▶ **YOUR OBJECTIVE**:
In your copy of the entries, please include no pictures and return every word exactly.
━━ GIVEN RECORDS
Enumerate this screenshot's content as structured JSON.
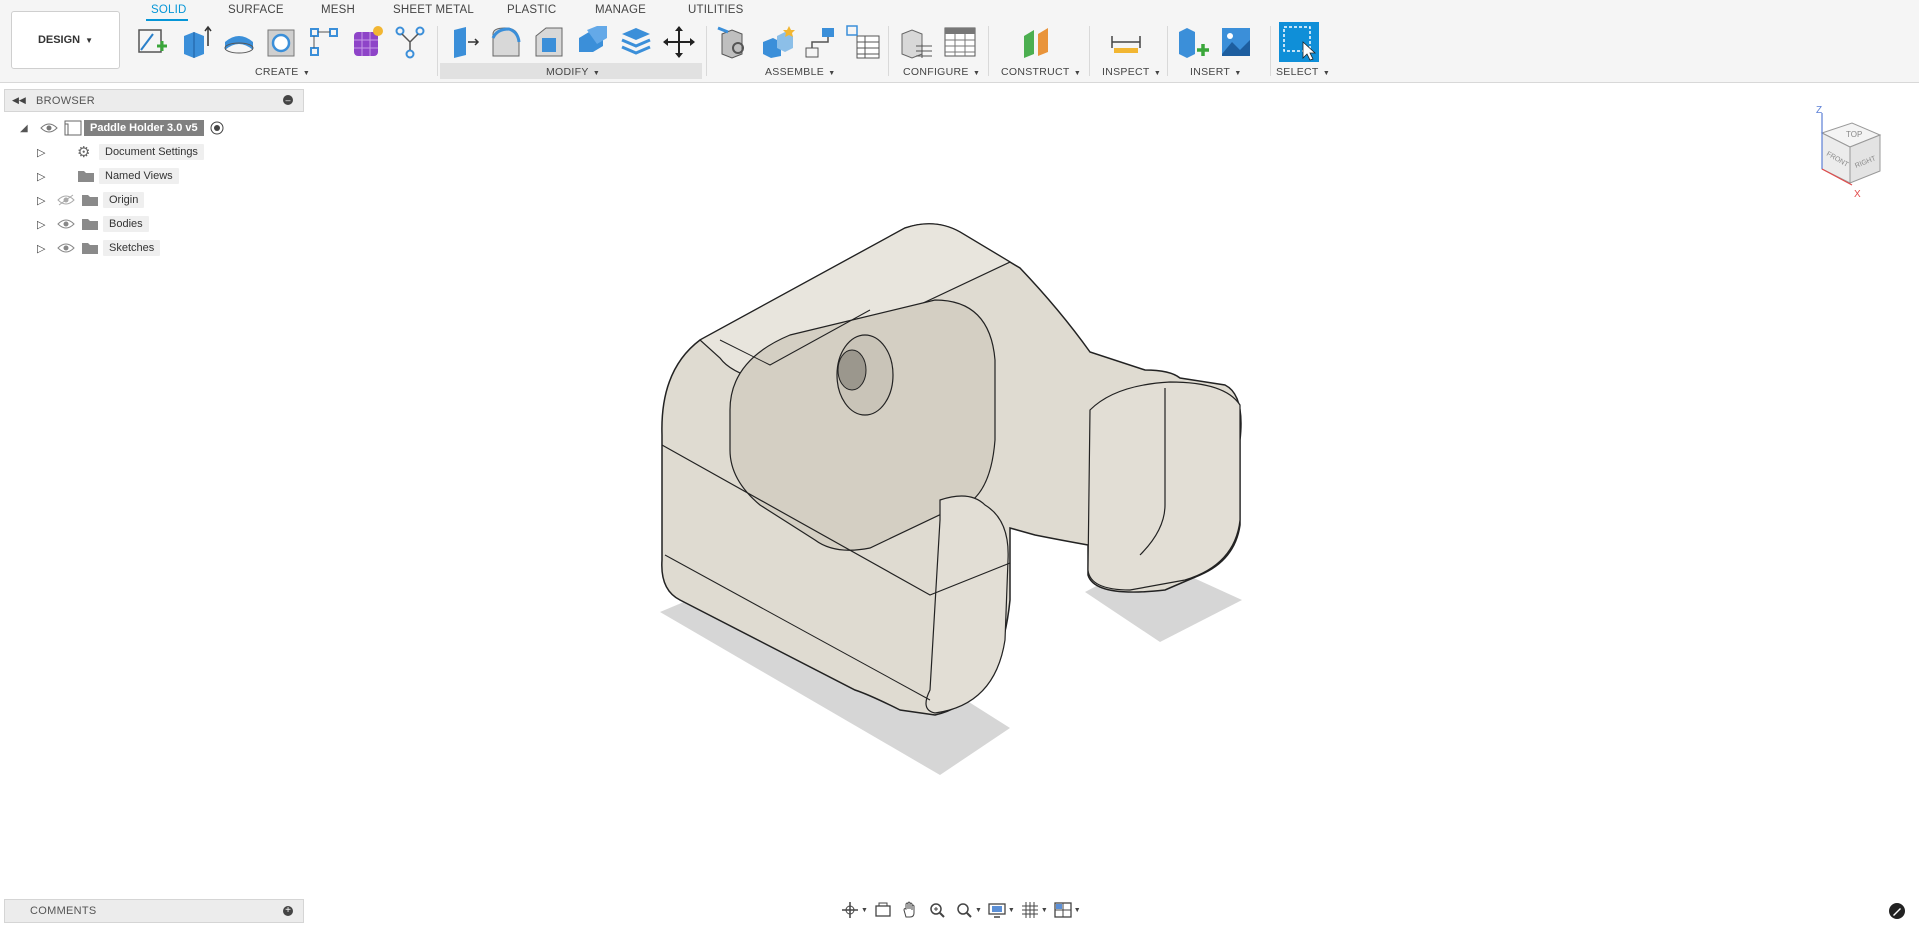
{
  "workspace": {
    "label": "DESIGN"
  },
  "tabs": [
    "SOLID",
    "SURFACE",
    "MESH",
    "SHEET METAL",
    "PLASTIC",
    "MANAGE",
    "UTILITIES"
  ],
  "groups": {
    "create": "CREATE",
    "modify": "MODIFY",
    "assemble": "ASSEMBLE",
    "configure": "CONFIGURE",
    "construct": "CONSTRUCT",
    "inspect": "INSPECT",
    "insert": "INSERT",
    "select": "SELECT"
  },
  "browser": {
    "title": "BROWSER",
    "root": "Paddle Holder 3.0 v5",
    "items": [
      "Document Settings",
      "Named Views",
      "Origin",
      "Bodies",
      "Sketches"
    ]
  },
  "comments": {
    "title": "COMMENTS"
  },
  "viewcube": {
    "top": "TOP",
    "front": "FRONT",
    "right": "RIGHT",
    "z": "Z",
    "x": "X"
  },
  "colors": {
    "accent": "#0696d7",
    "body": "#dcd8cf",
    "shadow": "#cfcfcf"
  }
}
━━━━
▶ **ANSWER BOX**:
Enumerate this screenshot's content as structured JSON.
{
  "workspace": {
    "label": "DESIGN"
  },
  "tabs": [
    "SOLID",
    "SURFACE",
    "MESH",
    "SHEET METAL",
    "PLASTIC",
    "MANAGE",
    "UTILITIES"
  ],
  "groups": {
    "create": "CREATE",
    "modify": "MODIFY",
    "assemble": "ASSEMBLE",
    "configure": "CONFIGURE",
    "construct": "CONSTRUCT",
    "inspect": "INSPECT",
    "insert": "INSERT",
    "select": "SELECT"
  },
  "browser": {
    "title": "BROWSER",
    "root": "Paddle Holder 3.0 v5",
    "items": [
      "Document Settings",
      "Named Views",
      "Origin",
      "Bodies",
      "Sketches"
    ]
  },
  "comments": {
    "title": "COMMENTS"
  },
  "viewcube": {
    "top": "TOP",
    "front": "FRONT",
    "right": "RIGHT",
    "z": "Z",
    "x": "X"
  },
  "colors": {
    "accent": "#0696d7",
    "body": "#dcd8cf",
    "shadow": "#cfcfcf"
  }
}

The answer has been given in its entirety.